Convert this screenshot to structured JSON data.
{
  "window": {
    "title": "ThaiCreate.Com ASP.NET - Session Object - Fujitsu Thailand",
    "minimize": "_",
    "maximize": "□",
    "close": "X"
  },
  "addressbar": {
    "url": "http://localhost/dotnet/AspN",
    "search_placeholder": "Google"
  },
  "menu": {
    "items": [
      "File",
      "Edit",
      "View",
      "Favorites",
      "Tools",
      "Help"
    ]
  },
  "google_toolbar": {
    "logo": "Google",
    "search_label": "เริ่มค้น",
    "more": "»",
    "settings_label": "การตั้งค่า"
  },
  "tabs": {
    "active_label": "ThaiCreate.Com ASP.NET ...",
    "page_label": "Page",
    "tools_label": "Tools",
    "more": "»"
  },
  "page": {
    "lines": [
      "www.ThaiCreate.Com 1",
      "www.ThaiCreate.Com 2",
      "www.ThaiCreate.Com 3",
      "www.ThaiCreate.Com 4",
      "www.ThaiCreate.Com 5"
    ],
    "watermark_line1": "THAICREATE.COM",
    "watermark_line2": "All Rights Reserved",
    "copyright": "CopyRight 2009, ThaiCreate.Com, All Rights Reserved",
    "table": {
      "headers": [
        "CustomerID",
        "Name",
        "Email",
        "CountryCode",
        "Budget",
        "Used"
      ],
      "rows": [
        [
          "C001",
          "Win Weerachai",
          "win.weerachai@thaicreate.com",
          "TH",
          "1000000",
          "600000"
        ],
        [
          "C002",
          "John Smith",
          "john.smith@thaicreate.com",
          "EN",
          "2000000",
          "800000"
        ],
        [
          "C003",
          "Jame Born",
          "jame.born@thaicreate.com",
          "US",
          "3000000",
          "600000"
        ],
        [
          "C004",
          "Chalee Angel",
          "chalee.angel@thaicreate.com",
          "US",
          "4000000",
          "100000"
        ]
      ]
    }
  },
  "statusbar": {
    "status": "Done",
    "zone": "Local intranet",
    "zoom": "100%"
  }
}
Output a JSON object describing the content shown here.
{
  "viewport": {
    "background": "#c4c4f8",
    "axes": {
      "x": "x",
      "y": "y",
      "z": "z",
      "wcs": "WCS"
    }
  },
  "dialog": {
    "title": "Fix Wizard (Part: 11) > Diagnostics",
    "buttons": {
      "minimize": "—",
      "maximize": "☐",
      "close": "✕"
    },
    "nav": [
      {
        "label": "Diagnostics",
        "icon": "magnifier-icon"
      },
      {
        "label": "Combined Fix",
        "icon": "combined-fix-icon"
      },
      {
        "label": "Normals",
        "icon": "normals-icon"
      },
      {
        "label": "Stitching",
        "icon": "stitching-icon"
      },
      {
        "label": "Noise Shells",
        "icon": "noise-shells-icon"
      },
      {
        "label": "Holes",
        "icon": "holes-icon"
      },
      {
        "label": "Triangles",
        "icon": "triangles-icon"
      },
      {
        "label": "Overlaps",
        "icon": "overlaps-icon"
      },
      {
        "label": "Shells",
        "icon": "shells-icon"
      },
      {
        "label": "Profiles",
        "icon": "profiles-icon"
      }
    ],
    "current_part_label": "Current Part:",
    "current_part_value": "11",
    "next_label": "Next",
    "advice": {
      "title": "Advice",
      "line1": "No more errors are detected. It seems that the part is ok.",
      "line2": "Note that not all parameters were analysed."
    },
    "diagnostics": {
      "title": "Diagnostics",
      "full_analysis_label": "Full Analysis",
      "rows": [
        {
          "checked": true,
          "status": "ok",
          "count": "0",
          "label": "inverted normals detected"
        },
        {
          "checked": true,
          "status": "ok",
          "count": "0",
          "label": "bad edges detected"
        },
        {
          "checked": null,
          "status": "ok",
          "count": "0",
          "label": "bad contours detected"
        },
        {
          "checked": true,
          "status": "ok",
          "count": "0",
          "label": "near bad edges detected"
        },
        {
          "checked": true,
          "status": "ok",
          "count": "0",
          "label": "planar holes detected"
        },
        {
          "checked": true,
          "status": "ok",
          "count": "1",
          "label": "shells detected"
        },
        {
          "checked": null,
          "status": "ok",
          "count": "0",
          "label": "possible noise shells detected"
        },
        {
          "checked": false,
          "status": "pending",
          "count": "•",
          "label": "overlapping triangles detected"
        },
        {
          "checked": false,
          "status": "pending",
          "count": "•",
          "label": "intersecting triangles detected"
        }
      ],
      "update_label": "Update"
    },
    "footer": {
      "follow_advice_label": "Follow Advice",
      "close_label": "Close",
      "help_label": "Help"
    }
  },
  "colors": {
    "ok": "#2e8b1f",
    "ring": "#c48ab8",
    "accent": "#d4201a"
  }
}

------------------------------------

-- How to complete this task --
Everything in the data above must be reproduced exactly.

-- Expected answer --
Convert this screenshot to structured JSON data.
{
  "window": {
    "title": "ThaiCreate.Com ASP.NET - Session Object - Fujitsu Thailand",
    "minimize": "_",
    "maximize": "□",
    "close": "X"
  },
  "addressbar": {
    "url": "http://localhost/dotnet/AspN",
    "search_placeholder": "Google"
  },
  "menu": {
    "items": [
      "File",
      "Edit",
      "View",
      "Favorites",
      "Tools",
      "Help"
    ]
  },
  "google_toolbar": {
    "logo": "Google",
    "search_label": "เริ่มค้น",
    "more": "»",
    "settings_label": "การตั้งค่า"
  },
  "tabs": {
    "active_label": "ThaiCreate.Com ASP.NET ...",
    "page_label": "Page",
    "tools_label": "Tools",
    "more": "»"
  },
  "page": {
    "lines": [
      "www.ThaiCreate.Com 1",
      "www.ThaiCreate.Com 2",
      "www.ThaiCreate.Com 3",
      "www.ThaiCreate.Com 4",
      "www.ThaiCreate.Com 5"
    ],
    "watermark_line1": "THAICREATE.COM",
    "watermark_line2": "All Rights Reserved",
    "copyright": "CopyRight 2009, ThaiCreate.Com, All Rights Reserved",
    "table": {
      "headers": [
        "CustomerID",
        "Name",
        "Email",
        "CountryCode",
        "Budget",
        "Used"
      ],
      "rows": [
        [
          "C001",
          "Win Weerachai",
          "win.weerachai@thaicreate.com",
          "TH",
          "1000000",
          "600000"
        ],
        [
          "C002",
          "John Smith",
          "john.smith@thaicreate.com",
          "EN",
          "2000000",
          "800000"
        ],
        [
          "C003",
          "Jame Born",
          "jame.born@thaicreate.com",
          "US",
          "3000000",
          "600000"
        ],
        [
          "C004",
          "Chalee Angel",
          "chalee.angel@thaicreate.com",
          "US",
          "4000000",
          "100000"
        ]
      ]
    }
  },
  "statusbar": {
    "status": "Done",
    "zone": "Local intranet",
    "zoom": "100%"
  }
}
Output a JSON object describing the content shown here.
{
  "viewport": {
    "background": "#c4c4f8",
    "axes": {
      "x": "x",
      "y": "y",
      "z": "z",
      "wcs": "WCS"
    }
  },
  "dialog": {
    "title": "Fix Wizard (Part: 11) > Diagnostics",
    "buttons": {
      "minimize": "—",
      "maximize": "☐",
      "close": "✕"
    },
    "nav": [
      {
        "label": "Diagnostics",
        "icon": "magnifier-icon"
      },
      {
        "label": "Combined Fix",
        "icon": "combined-fix-icon"
      },
      {
        "label": "Normals",
        "icon": "normals-icon"
      },
      {
        "label": "Stitching",
        "icon": "stitching-icon"
      },
      {
        "label": "Noise Shells",
        "icon": "noise-shells-icon"
      },
      {
        "label": "Holes",
        "icon": "holes-icon"
      },
      {
        "label": "Triangles",
        "icon": "triangles-icon"
      },
      {
        "label": "Overlaps",
        "icon": "overlaps-icon"
      },
      {
        "label": "Shells",
        "icon": "shells-icon"
      },
      {
        "label": "Profiles",
        "icon": "profiles-icon"
      }
    ],
    "current_part_label": "Current Part:",
    "current_part_value": "11",
    "next_label": "Next",
    "advice": {
      "title": "Advice",
      "line1": "No more errors are detected. It seems that the part is ok.",
      "line2": "Note that not all parameters were analysed."
    },
    "diagnostics": {
      "title": "Diagnostics",
      "full_analysis_label": "Full Analysis",
      "rows": [
        {
          "checked": true,
          "status": "ok",
          "count": "0",
          "label": "inverted normals detected"
        },
        {
          "checked": true,
          "status": "ok",
          "count": "0",
          "label": "bad edges detected"
        },
        {
          "checked": null,
          "status": "ok",
          "count": "0",
          "label": "bad contours detected"
        },
        {
          "checked": true,
          "status": "ok",
          "count": "0",
          "label": "near bad edges detected"
        },
        {
          "checked": true,
          "status": "ok",
          "count": "0",
          "label": "planar holes detected"
        },
        {
          "checked": true,
          "status": "ok",
          "count": "1",
          "label": "shells detected"
        },
        {
          "checked": null,
          "status": "ok",
          "count": "0",
          "label": "possible noise shells detected"
        },
        {
          "checked": false,
          "status": "pending",
          "count": "•",
          "label": "overlapping triangles detected"
        },
        {
          "checked": false,
          "status": "pending",
          "count": "•",
          "label": "intersecting triangles detected"
        }
      ],
      "update_label": "Update"
    },
    "footer": {
      "follow_advice_label": "Follow Advice",
      "close_label": "Close",
      "help_label": "Help"
    }
  },
  "colors": {
    "ok": "#2e8b1f",
    "ring": "#c48ab8",
    "accent": "#d4201a"
  }
}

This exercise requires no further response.